How Continuum Recovery Center Can Get to the Root of Your Addictions
At Continuum Recovery Center, we make full healing possible and attainable. Our clients engage in their recoveries, and we have a wide range of therapies to try. The goals of our program are to empower people in recovery, help them take charge of their lives, and teach them how to be sober.
Here is what you can expect from our well-rounded outpatient alcohol rehab in Phoenix:
- Determine the Appropriate Level of Care. You will receive a professional assessment before starting treatment with us. We will diagnose your conditions and create an individualized regimen. We have day treatment, intensive outpatient treatment, and standard outpatient treatment.
- Holistic Healing. Addiction Usually Comes From a Deep-Rooted Problem like childhood trauma or painful memories. By allowing these experiences to come to the surface, you can eliminate the need to numb yourself with drugs, alcohol, or other replacement addictions.
- Treat Mental Illness. Our treatment program also offers treatment for mental illness, another driving factor behind replacement addictions. If your anxiety or depression is untreated, for example, you’ll be drawn to self-medicating with harmful behaviors.
- Community Resources. Sometimes, people return to rehab because they feel safer here. Let us help you access the resources in your community that will support your recovery, such as sober housing, self-help groups, 12-step meetings, job placement tools, and more.

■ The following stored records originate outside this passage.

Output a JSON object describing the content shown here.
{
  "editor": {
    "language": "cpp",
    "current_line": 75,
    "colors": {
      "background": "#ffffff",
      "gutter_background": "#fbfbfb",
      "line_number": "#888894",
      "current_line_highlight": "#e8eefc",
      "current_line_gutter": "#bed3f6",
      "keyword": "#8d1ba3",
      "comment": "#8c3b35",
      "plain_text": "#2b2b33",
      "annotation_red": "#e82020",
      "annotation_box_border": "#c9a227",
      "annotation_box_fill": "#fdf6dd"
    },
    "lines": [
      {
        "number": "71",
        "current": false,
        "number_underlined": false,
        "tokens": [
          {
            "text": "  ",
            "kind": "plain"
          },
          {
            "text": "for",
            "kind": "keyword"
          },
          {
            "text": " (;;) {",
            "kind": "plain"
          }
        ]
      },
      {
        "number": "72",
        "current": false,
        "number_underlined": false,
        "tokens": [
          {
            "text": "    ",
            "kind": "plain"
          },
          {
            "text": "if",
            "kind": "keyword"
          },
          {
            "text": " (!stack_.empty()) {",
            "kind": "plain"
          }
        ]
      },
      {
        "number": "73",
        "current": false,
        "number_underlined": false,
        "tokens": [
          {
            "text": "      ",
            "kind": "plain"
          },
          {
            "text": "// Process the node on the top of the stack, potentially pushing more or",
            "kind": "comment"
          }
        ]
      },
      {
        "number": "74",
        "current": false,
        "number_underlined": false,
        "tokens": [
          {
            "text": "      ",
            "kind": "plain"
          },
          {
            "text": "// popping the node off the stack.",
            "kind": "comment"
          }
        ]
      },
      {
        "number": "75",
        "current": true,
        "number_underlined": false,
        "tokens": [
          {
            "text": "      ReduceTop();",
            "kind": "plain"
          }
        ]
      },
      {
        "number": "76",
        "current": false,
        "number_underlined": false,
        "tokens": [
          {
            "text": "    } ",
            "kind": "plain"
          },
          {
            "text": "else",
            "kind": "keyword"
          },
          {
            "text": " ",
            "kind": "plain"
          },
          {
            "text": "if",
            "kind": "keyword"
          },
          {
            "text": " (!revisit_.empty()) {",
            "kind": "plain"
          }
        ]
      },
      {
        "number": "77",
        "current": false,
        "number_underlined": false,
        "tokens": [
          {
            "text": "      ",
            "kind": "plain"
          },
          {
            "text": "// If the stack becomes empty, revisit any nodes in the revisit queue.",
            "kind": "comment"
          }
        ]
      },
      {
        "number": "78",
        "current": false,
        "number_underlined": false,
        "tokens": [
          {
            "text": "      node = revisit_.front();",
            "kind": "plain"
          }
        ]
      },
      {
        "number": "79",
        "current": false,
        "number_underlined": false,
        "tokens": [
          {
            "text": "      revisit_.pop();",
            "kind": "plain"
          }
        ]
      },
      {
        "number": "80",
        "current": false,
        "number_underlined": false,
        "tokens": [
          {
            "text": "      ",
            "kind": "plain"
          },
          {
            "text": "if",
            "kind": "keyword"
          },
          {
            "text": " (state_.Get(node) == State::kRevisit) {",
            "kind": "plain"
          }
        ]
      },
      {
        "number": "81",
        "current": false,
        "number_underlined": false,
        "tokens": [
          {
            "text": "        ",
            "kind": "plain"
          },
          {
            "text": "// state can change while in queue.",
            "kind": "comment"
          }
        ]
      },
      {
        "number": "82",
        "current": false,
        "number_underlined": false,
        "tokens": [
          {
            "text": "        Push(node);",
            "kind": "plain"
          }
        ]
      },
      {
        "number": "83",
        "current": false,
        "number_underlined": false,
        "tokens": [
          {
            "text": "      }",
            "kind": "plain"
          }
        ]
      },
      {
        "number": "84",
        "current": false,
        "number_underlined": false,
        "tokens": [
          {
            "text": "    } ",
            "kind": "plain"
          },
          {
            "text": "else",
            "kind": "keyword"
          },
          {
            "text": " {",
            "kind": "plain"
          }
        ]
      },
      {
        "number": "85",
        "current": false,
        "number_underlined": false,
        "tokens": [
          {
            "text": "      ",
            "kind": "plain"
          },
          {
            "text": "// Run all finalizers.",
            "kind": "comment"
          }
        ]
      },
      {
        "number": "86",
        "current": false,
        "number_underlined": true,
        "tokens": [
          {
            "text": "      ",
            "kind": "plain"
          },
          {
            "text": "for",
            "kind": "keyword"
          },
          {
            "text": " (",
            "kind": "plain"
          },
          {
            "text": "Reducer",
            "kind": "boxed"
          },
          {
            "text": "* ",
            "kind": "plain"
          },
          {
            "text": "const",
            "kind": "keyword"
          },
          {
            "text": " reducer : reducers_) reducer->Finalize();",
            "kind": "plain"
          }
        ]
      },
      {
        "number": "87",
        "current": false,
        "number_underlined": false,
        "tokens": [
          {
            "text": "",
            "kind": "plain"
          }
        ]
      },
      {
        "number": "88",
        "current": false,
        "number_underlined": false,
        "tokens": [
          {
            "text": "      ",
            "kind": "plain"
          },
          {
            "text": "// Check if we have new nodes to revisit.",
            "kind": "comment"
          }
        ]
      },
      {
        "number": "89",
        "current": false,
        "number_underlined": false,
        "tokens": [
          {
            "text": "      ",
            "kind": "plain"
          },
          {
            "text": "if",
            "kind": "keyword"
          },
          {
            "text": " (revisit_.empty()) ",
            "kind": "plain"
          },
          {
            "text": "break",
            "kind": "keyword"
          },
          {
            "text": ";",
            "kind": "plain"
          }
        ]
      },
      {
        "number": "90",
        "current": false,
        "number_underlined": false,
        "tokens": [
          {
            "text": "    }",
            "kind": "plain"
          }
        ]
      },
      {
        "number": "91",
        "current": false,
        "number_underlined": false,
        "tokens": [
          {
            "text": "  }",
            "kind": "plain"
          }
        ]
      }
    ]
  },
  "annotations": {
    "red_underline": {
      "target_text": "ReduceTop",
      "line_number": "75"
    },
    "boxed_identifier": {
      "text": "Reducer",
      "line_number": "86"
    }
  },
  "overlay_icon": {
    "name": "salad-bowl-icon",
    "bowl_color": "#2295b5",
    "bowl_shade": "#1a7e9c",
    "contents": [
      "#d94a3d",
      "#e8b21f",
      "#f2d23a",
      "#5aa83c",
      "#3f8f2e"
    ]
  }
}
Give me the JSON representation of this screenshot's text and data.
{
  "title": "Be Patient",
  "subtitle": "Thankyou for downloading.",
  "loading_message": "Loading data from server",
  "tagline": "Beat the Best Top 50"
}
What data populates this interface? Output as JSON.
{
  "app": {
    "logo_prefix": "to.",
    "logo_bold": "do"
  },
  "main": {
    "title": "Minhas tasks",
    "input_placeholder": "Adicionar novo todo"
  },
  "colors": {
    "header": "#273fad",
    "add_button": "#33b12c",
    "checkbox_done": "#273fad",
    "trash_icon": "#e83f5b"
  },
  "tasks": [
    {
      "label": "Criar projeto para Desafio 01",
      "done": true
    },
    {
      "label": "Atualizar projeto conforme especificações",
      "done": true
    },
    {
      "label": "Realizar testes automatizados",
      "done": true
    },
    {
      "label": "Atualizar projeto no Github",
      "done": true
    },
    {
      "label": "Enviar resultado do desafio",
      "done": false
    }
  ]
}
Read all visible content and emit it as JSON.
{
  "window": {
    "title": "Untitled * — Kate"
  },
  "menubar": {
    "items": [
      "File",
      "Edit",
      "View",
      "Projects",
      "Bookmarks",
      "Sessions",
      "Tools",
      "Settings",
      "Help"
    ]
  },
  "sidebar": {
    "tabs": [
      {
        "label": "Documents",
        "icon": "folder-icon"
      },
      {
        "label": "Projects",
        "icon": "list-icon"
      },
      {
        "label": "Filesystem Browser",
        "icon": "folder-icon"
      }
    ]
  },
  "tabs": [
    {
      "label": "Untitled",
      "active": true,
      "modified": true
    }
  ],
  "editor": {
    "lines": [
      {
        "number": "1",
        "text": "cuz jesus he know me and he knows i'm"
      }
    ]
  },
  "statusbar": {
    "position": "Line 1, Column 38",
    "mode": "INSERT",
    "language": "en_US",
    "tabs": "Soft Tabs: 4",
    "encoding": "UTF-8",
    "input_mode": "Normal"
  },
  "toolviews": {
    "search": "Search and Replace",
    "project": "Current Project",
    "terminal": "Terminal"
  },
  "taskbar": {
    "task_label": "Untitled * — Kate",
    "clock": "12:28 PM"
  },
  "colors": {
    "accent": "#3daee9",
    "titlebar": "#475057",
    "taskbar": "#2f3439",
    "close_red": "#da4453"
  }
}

Replacement addictions are common, but they signal that more work needs to be done. If you feel compelled to keep going to holistic outpatient alcohol or drug rehab in Phoenix, it’s important to understand the underlying reasons why this is the case.